- If the school district “officially” won’t help, make an appointment with your elementary school’s reading specialist. She will probably have ideas you can start with, and she might be able to lend you materials or at least identify materials that will help.
- Consider hiring a reading tutor, one with experience teaching children with dyslexia. A good tutor will use many strategies, particularly game-like, hands-on approaches that will appeal to a preschooler.
- If someone else in the immediate family has dyslexia, there’s a good chance your child has the same kind of reading problem and can be helped the same way. What worked for your other relative?
- Check out ideas on the internet. Use keywords such as dyslexia, preschooler, reading and learning strategies.
- Begin working with your child yourself. Focus on the sounds of the language first, and make sure your child can hear them and pronounce them properly. Only then match sounds with letters.
- Is letter recognition difficult? Buy an ABC puzzle or letter tiles or a Scrabble game. Use the letters to play games forcing the child to identify letters. Unfortunately, most sources for letters use only capital letters, and it is generally lower case letters which cause problems.

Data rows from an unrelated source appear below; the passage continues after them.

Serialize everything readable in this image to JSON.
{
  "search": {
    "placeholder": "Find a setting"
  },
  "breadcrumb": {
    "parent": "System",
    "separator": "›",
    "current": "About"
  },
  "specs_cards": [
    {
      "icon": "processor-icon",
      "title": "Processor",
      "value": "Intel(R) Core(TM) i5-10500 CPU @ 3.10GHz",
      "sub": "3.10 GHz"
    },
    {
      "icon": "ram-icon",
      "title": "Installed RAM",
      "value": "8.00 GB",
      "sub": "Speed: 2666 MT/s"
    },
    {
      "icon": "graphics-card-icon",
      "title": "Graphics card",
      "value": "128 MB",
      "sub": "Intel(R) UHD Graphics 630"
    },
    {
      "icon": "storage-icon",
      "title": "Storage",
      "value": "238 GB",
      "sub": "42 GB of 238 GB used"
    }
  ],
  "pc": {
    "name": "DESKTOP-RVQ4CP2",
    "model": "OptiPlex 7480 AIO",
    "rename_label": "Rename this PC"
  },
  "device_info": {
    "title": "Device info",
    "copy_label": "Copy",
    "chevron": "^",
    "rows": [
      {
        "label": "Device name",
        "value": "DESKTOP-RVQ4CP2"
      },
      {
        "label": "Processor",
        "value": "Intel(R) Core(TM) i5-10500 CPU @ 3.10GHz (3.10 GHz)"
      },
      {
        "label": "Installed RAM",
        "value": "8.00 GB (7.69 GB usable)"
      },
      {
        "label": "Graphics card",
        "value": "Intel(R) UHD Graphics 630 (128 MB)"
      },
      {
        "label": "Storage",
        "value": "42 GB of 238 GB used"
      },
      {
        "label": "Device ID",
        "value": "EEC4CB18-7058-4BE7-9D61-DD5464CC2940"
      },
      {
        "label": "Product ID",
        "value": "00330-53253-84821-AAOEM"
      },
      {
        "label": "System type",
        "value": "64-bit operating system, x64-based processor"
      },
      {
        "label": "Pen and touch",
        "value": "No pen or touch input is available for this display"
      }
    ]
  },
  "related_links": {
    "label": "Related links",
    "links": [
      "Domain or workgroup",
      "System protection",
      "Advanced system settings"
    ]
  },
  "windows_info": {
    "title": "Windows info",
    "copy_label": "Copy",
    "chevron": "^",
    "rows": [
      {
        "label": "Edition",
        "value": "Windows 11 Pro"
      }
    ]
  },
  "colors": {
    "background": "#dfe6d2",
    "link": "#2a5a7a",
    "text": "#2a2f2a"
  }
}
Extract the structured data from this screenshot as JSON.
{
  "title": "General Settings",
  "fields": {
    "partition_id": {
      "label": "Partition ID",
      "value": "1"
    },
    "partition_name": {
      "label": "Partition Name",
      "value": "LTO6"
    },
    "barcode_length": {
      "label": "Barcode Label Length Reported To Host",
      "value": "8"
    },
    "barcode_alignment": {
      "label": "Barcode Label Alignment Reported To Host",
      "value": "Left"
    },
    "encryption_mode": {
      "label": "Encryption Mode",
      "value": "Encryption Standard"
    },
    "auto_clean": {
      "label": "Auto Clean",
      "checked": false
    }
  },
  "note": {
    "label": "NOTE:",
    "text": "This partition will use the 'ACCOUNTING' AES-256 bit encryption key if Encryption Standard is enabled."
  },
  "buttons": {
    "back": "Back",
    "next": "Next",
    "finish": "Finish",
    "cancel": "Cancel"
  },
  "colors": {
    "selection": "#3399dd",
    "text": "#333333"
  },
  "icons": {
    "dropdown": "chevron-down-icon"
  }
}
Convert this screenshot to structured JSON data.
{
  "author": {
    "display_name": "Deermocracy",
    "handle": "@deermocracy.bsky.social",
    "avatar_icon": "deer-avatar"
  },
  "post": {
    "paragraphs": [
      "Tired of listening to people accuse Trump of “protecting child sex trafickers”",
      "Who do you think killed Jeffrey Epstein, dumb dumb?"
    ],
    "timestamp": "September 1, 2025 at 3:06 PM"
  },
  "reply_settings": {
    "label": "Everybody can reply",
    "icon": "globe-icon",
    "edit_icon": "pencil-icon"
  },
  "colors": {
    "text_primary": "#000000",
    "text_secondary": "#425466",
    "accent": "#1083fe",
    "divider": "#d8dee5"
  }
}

- Work on printing letters properly. If fine motor coordination is difficult, use a computer keyboard instead. But again, most keyboards identify the keys with capital letters.
- Use music. Teach your child the ABC song. Sing songs together which rhyme or read nursery rhymes.
- Teach directions. Up, down. Left, right. Inside, outside.
- You may find it takes longer for your dyslexic child to master certain skills when compared to a child without reading difficulties. Be patient. If a younger sibling is catching on faster than the dyslexic child, work with each child independently and out of earshot from one another. If at all possible, conceal from your child that he is having reading difficulties. Find ways for him to succeed at learning.
How about pulling your child out of preschool, or stopping all reading instruction for a year or until the child is seven or until the child reaches first grade? These are not good solutions. In pre-K students are expected to know their letter sounds and to match them with ABC’s. In kindergarten children are expected to read CVC words, high frequency words, and some two-syllable words. A child who can’t keep up with his classmates develops low self-esteem which can intensify reading problems.
Be proactive. If you think your three or four-yer-old shows signs of reading difficulty, act as soon as possible for the best outcome.